#### [Exercise requirements]
Without the pictures, write out every entry that follows exactly.

-- Data for the task follows --

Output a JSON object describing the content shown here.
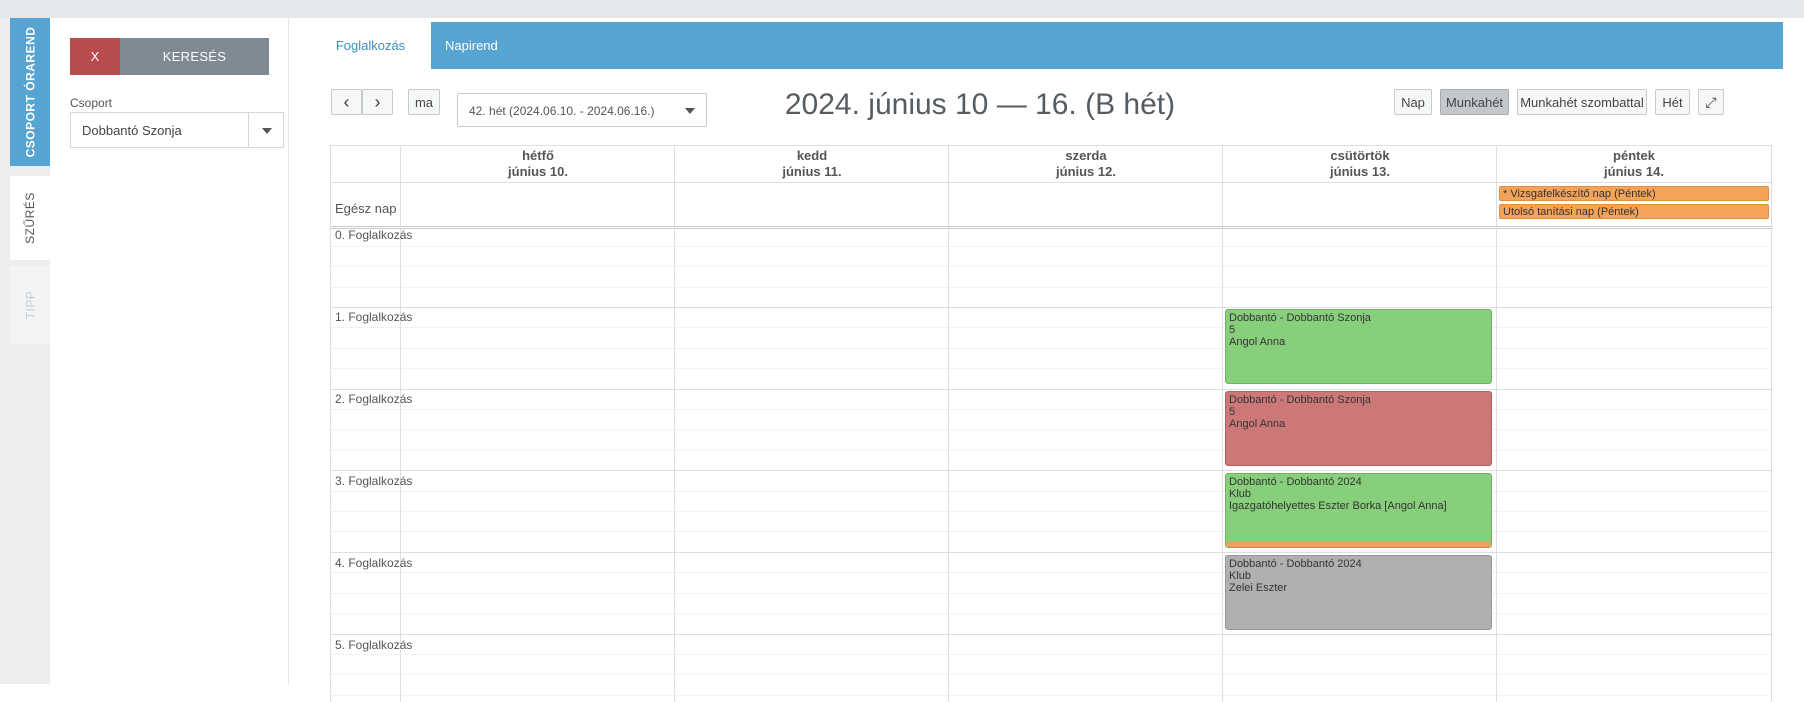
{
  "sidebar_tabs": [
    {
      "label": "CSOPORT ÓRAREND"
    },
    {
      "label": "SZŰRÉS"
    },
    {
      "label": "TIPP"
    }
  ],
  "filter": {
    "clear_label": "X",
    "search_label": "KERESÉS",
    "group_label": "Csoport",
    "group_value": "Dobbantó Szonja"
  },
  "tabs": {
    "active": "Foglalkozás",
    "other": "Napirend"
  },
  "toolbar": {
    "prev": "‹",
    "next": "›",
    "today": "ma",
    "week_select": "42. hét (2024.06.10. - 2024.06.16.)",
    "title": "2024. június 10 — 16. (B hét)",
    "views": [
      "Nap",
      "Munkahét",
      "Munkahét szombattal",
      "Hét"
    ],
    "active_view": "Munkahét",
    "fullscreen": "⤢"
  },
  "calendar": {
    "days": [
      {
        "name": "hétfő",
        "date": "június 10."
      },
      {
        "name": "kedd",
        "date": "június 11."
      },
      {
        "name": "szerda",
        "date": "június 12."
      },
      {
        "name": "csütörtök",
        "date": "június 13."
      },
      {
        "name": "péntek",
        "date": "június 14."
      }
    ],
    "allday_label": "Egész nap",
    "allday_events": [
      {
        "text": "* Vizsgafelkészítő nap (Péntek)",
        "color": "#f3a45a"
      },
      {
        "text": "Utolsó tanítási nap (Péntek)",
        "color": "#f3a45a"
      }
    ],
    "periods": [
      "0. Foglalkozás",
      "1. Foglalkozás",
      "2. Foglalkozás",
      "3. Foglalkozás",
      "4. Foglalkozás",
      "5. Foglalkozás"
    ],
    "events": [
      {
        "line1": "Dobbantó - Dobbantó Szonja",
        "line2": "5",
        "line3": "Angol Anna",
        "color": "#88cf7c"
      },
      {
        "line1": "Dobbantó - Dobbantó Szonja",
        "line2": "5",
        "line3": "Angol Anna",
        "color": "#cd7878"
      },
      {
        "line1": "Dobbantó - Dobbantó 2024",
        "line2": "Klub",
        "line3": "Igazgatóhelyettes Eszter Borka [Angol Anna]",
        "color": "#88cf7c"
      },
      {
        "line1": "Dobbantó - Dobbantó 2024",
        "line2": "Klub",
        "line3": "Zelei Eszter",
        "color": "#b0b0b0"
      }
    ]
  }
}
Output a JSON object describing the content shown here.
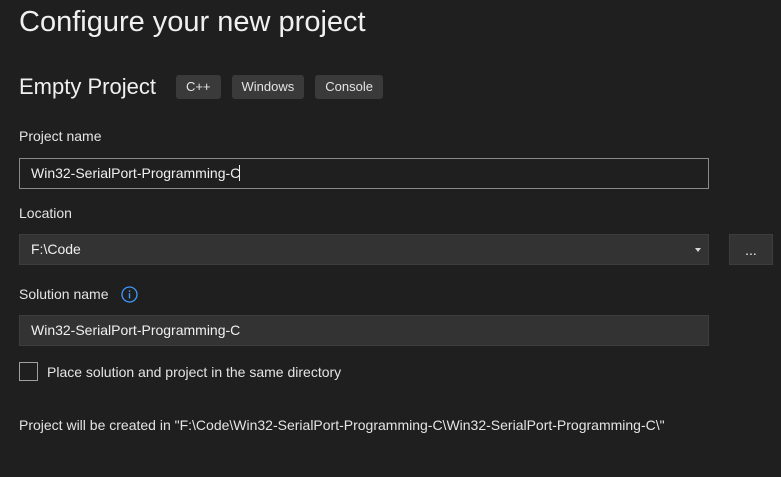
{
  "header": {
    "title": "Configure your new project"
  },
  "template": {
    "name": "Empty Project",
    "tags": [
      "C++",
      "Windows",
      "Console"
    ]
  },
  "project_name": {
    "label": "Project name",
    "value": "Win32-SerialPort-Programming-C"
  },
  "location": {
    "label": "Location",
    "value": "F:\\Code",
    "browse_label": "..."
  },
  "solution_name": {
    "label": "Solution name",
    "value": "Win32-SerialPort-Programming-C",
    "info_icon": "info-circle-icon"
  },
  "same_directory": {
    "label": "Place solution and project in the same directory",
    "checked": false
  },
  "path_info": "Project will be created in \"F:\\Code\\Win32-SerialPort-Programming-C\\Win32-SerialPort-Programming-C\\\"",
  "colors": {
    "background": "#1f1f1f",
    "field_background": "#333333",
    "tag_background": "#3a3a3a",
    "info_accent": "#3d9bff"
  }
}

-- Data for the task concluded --

#### [Completed task]
Output a JSON object describing the content shown here.
{
  "sidebar_tabs": [
    {
      "label": "CSOPORT ÓRAREND"
    },
    {
      "label": "SZŰRÉS"
    },
    {
      "label": "TIPP"
    }
  ],
  "filter": {
    "clear_label": "X",
    "search_label": "KERESÉS",
    "group_label": "Csoport",
    "group_value": "Dobbantó Szonja"
  },
  "tabs": {
    "active": "Foglalkozás",
    "other": "Napirend"
  },
  "toolbar": {
    "prev": "‹",
    "next": "›",
    "today": "ma",
    "week_select": "42. hét (2024.06.10. - 2024.06.16.)",
    "title": "2024. június 10 — 16. (B hét)",
    "views": [
      "Nap",
      "Munkahét",
      "Munkahét szombattal",
      "Hét"
    ],
    "active_view": "Munkahét",
    "fullscreen": "⤢"
  },
  "calendar": {
    "days": [
      {
        "name": "hétfő",
        "date": "június 10."
      },
      {
        "name": "kedd",
        "date": "június 11."
      },
      {
        "name": "szerda",
        "date": "június 12."
      },
      {
        "name": "csütörtök",
        "date": "június 13."
      },
      {
        "name": "péntek",
        "date": "június 14."
      }
    ],
    "allday_label": "Egész nap",
    "allday_events": [
      {
        "text": "* Vizsgafelkészítő nap (Péntek)",
        "color": "#f3a45a"
      },
      {
        "text": "Utolsó tanítási nap (Péntek)",
        "color": "#f3a45a"
      }
    ],
    "periods": [
      "0. Foglalkozás",
      "1. Foglalkozás",
      "2. Foglalkozás",
      "3. Foglalkozás",
      "4. Foglalkozás",
      "5. Foglalkozás"
    ],
    "events": [
      {
        "line1": "Dobbantó - Dobbantó Szonja",
        "line2": "5",
        "line3": "Angol Anna",
        "color": "#88cf7c"
      },
      {
        "line1": "Dobbantó - Dobbantó Szonja",
        "line2": "5",
        "line3": "Angol Anna",
        "color": "#cd7878"
      },
      {
        "line1": "Dobbantó - Dobbantó 2024",
        "line2": "Klub",
        "line3": "Igazgatóhelyettes Eszter Borka [Angol Anna]",
        "color": "#88cf7c"
      },
      {
        "line1": "Dobbantó - Dobbantó 2024",
        "line2": "Klub",
        "line3": "Zelei Eszter",
        "color": "#b0b0b0"
      }
    ]
  }
}
Output a JSON object describing the content shown here.
{
  "header": {
    "title": "Configure your new project"
  },
  "template": {
    "name": "Empty Project",
    "tags": [
      "C++",
      "Windows",
      "Console"
    ]
  },
  "project_name": {
    "label": "Project name",
    "value": "Win32-SerialPort-Programming-C"
  },
  "location": {
    "label": "Location",
    "value": "F:\\Code",
    "browse_label": "..."
  },
  "solution_name": {
    "label": "Solution name",
    "value": "Win32-SerialPort-Programming-C",
    "info_icon": "info-circle-icon"
  },
  "same_directory": {
    "label": "Place solution and project in the same directory",
    "checked": false
  },
  "path_info": "Project will be created in \"F:\\Code\\Win32-SerialPort-Programming-C\\Win32-SerialPort-Programming-C\\\"",
  "colors": {
    "background": "#1f1f1f",
    "field_background": "#333333",
    "tag_background": "#3a3a3a",
    "info_accent": "#3d9bff"
  }
}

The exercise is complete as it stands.